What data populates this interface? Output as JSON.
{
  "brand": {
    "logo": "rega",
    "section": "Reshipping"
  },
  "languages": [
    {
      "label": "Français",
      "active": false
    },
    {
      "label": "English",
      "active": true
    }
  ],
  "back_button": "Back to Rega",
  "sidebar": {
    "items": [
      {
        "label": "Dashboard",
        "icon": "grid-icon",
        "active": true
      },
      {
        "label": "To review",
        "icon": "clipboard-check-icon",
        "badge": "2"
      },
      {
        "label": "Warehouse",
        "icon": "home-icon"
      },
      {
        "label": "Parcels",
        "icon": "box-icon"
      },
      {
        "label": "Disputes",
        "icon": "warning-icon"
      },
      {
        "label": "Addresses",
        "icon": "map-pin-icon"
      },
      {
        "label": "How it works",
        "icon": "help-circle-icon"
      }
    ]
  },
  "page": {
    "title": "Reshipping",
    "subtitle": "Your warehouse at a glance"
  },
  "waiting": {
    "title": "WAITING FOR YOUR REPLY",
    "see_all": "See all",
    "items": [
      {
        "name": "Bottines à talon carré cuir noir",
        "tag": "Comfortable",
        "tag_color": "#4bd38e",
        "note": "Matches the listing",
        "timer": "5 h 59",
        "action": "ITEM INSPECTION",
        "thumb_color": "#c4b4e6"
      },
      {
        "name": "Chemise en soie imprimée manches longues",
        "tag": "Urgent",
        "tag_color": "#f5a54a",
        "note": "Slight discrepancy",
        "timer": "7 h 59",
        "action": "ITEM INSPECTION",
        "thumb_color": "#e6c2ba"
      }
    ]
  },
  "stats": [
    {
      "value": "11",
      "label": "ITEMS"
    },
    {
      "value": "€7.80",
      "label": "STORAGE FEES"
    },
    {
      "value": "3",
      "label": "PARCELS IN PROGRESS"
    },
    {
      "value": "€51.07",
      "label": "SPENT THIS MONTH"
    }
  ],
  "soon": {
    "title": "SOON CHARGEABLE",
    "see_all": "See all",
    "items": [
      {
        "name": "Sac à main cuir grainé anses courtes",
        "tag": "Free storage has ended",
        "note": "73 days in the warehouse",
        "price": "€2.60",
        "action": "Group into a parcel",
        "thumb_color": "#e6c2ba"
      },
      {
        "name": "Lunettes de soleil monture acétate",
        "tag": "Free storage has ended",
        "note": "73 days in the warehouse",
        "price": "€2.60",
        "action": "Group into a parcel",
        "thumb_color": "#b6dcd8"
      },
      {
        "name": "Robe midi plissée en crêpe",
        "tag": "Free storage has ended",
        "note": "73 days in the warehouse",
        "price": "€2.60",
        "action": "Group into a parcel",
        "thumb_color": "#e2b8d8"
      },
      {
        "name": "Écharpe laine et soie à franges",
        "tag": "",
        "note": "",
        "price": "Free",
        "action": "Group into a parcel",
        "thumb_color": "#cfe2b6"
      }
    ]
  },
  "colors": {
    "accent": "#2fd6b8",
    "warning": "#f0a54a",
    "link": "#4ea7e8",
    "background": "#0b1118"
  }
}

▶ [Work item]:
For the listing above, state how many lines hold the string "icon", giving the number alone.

▶ [Task answer]:
7